What is a Nutrient Management Plan?
Implementation of practices that permit efficient crop production while protecting water quality from nutrient pollution. A nutrient management plan is a plan whose recommendations permit efficient nutrient use by crops and minimize nutrient losses to the environment.
Chances are you've heard about Act 38 (Nutrient Management Act). All state governments have been passing revised legislation requiring that qualifying landowners put such plans in place.
Farms with two or more animal units per acre AND eight total animal units are designated a Concentrated Animal Operation (CAO) and must have a NMP. One animal unit is 1000 pound of live animal weight regardless of animal type, i.e. one dairy cow at 1300 lb live weight = 1.3 AU.Recent revisions to the PA law now include EPA thresholds for animal numbers regardless of the number of acres a landowner may have under his operational control. Those operations are referred to as Concentrated Animal Feeding Operations or CAFO’s and are required to purchase a permit issued by the state Department of Environmental Protection (DEP). The details regarding EPA animal numbers, high quality stream regulations, and the permit are too lengthy to include in this brief summary. For example, a swine finishing facility with 2,500 (or more) pigs at 55 (or more) pounds live weight would be a CAFO operation regardless if there was 1,000 acres of cropland (owned by the facility and under their crop management control) available for application of the manure generated at this facility.
PA law, because of EPA rulings, also requires horse operations with eight or more animal units and with two or more animal units per acre to have a nutrient management plan. One pleasure horse at 1,000 pounds of live weight equals one animal unit. A draft horse, on the other hand, could be as heavy as 2,000 pounds or two animal units.
Getting a plan is fairly straightforward: Soil tests determine the levels of various nutrients, and a nutrient management plan writer can analyze how these levels meet the needs of a target crop. If nutrient levels are higher than what's needed, the landowner is advised against adding fertilizer until nutrient levels have dropped and/or export manure.

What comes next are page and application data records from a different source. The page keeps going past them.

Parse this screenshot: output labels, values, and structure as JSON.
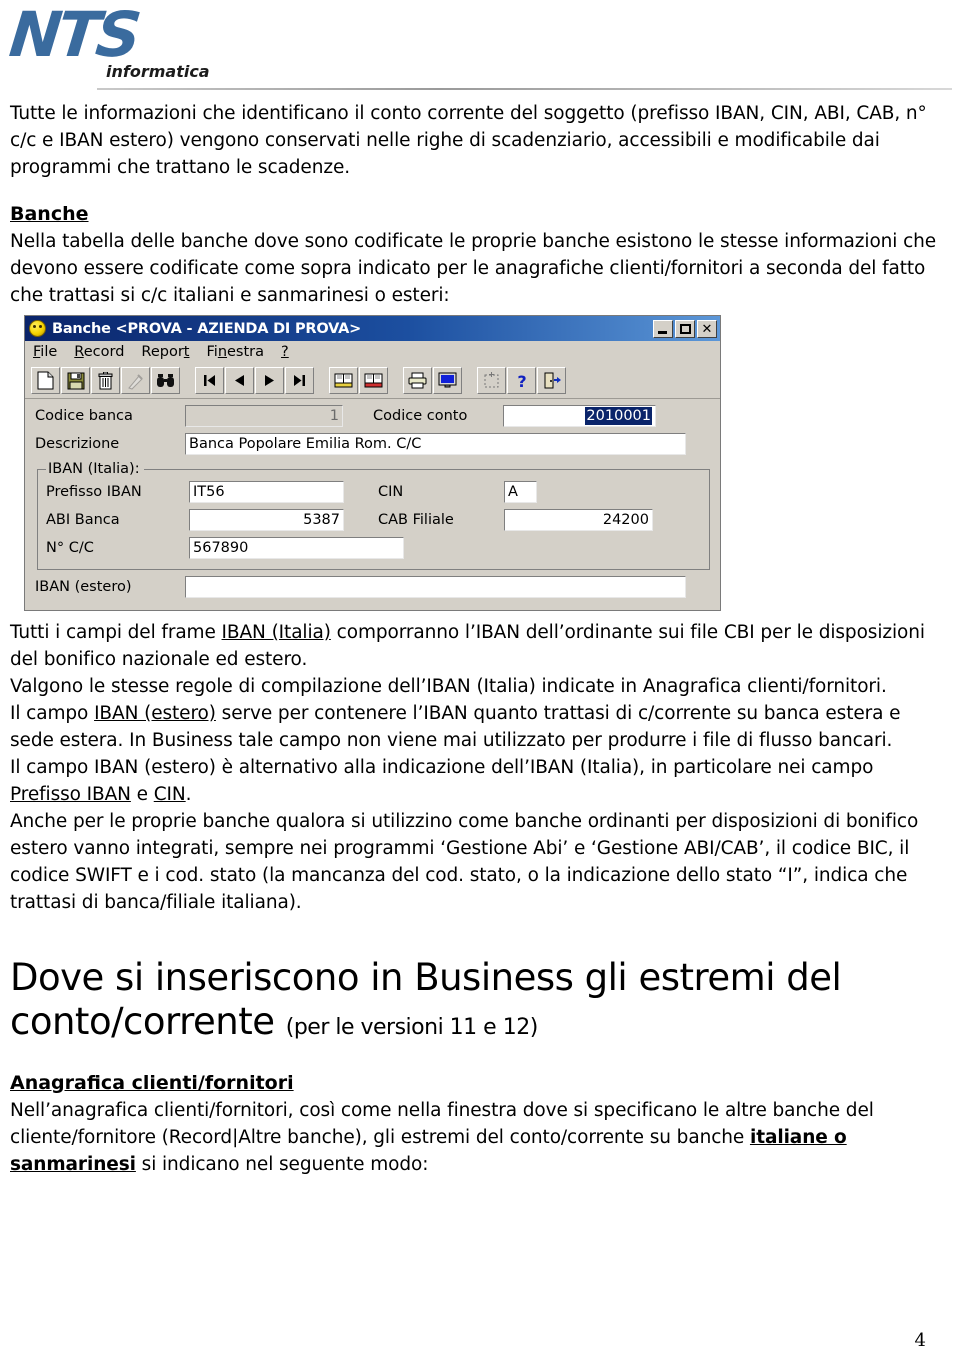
{
  "logo": {
    "mark": "NTS",
    "subtitle": "informatica"
  },
  "intro_paragraph": "Tutte le informazioni che identificano il conto corrente del soggetto (prefisso IBAN, CIN, ABI, CAB, n° c/c e IBAN estero) vengono conservati nelle righe di scadenziario, accessibili e modificabile dai programmi che trattano le scadenze.",
  "banche_heading": "Banche",
  "banche_paragraph": "Nella tabella delle banche dove sono codificate le proprie banche esistono le stesse informazioni che devono essere codificate come sopra indicato per le anagrafiche clienti/fornitori a seconda del fatto che trattasi si c/c italiani e sanmarinesi o esteri:",
  "window": {
    "title": "Banche <PROVA - AZIENDA DI PROVA>",
    "title_icon": "app-icon",
    "buttons": {
      "minimize": "minimize",
      "maximize": "maximize",
      "close": "close"
    },
    "menu": [
      {
        "label": "File",
        "accel": "F"
      },
      {
        "label": "Record",
        "accel": "R"
      },
      {
        "label": "Report",
        "accel": "t"
      },
      {
        "label": "Finestra",
        "accel": "n"
      },
      {
        "label": "?",
        "accel": "?"
      }
    ],
    "toolbar": [
      {
        "name": "new-record-icon",
        "tip": "Nuovo"
      },
      {
        "name": "save-icon",
        "tip": "Salva"
      },
      {
        "name": "delete-icon",
        "tip": "Elimina"
      },
      {
        "name": "clear-icon",
        "tip": "Annulla"
      },
      {
        "name": "find-icon",
        "tip": "Cerca"
      },
      {
        "name": "first-record-icon",
        "tip": "Primo"
      },
      {
        "name": "previous-record-icon",
        "tip": "Precedente"
      },
      {
        "name": "next-record-icon",
        "tip": "Successivo"
      },
      {
        "name": "last-record-icon",
        "tip": "Ultimo"
      },
      {
        "name": "ledger-yellow-icon",
        "tip": "Lista"
      },
      {
        "name": "ledger-red-icon",
        "tip": "Lista 2"
      },
      {
        "name": "print-icon",
        "tip": "Stampa"
      },
      {
        "name": "preview-monitor-icon",
        "tip": "Anteprima"
      },
      {
        "name": "select-area-icon",
        "tip": "Seleziona"
      },
      {
        "name": "help-icon",
        "tip": "Guida"
      },
      {
        "name": "exit-icon",
        "tip": "Esci"
      }
    ],
    "fields": {
      "codice_banca_label": "Codice banca",
      "codice_banca_value": "1",
      "codice_conto_label": "Codice conto",
      "codice_conto_value": "2010001",
      "descrizione_label": "Descrizione",
      "descrizione_value": "Banca Popolare Emilia Rom. C/C",
      "group_iban_italia_legend": "IBAN (Italia):",
      "prefisso_iban_label": "Prefisso IBAN",
      "prefisso_iban_value": "IT56",
      "cin_label": "CIN",
      "cin_value": "A",
      "abi_banca_label": "ABI Banca",
      "abi_banca_value": "5387",
      "cab_filiale_label": "CAB Filiale",
      "cab_filiale_value": "24200",
      "nc_c_label": "N° C/C",
      "nc_c_value": "567890",
      "iban_estero_label": "IBAN (estero)",
      "iban_estero_value": ""
    }
  },
  "body_paragraphs": {
    "p1_a": "Tutti i campi del frame ",
    "p1_link": "IBAN (Italia)",
    "p1_b": " comporranno l’IBAN dell’ordinante sui file CBI per le disposizioni del bonifico nazionale ed estero.",
    "p2": "Valgono le stesse regole di compilazione dell’IBAN (Italia) indicate in Anagrafica clienti/fornitori.",
    "p3_a": "Il campo ",
    "p3_link": "IBAN (estero)",
    "p3_b": " serve per contenere l’IBAN quanto trattasi di c/corrente su banca estera e sede estera. In Business tale campo non viene mai utilizzato per produrre i file di flusso bancari.",
    "p4_a": "Il campo IBAN (estero) è alternativo alla indicazione dell’IBAN (Italia), in particolare nei campo ",
    "p4_link1": "Prefisso IBAN",
    "p4_mid": " e ",
    "p4_link2": "CIN",
    "p4_end": ".",
    "p5": "Anche per le proprie banche qualora si utilizzino come banche ordinanti per disposizioni di bonifico estero vanno integrati, sempre nei programmi ‘Gestione Abi’ e ‘Gestione ABI/CAB’, il codice BIC, il codice SWIFT e i cod. stato (la mancanza del cod. stato, o la indicazione dello stato “I”, indica che trattasi di banca/filiale italiana)."
  },
  "section_heading": {
    "main": "Dove si inseriscono in Business gli estremi del conto/corrente",
    "note": "(per le versioni 11 e 12)"
  },
  "anagrafica": {
    "heading": "Anagrafica clienti/fornitori",
    "p_a": "Nell’anagrafica clienti/fornitori, così come nella finestra dove si specificano le altre banche del cliente/fornitore (Record|Altre banche), gli estremi del conto/corrente su banche ",
    "p_bold": "italiane o sanmarinesi",
    "p_b": " si indicano nel seguente modo:"
  },
  "page_number": "4",
  "colors": {
    "logo_blue": "#3a6b9e",
    "titlebar_start": "#0a246a",
    "titlebar_end": "#5c97d8",
    "dialog_face": "#d4d0c8",
    "selection": "#0a246a"
  }
}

Operations that do not meet the Act 38 thresholds listed above may voluntarily have a nutrient management plan written for their operation, in order to qualify for funding opportunities provided by the Conservation District and/or NRCS. An operation that pursues this option would be considered a Volunteer Animal Operation (VAO) under the Act 38 program. VAO’s may withdraw from the Act 38 Program at any time, BUT would still be required by law to operate under a Manure Management Plan (MMP) if livestock are still being raised, and/or manure is still being applied to the operations acres.
For assistance, please contact the District's Agricultural Resource Specialist at 717-594-3007
Request for Conservation District Assistance Form
A very good web site for information regarding Pennsylvania Nutrient Management and links to educational, technical, and related data is http://panutrientmgmt.cas.psu.edu.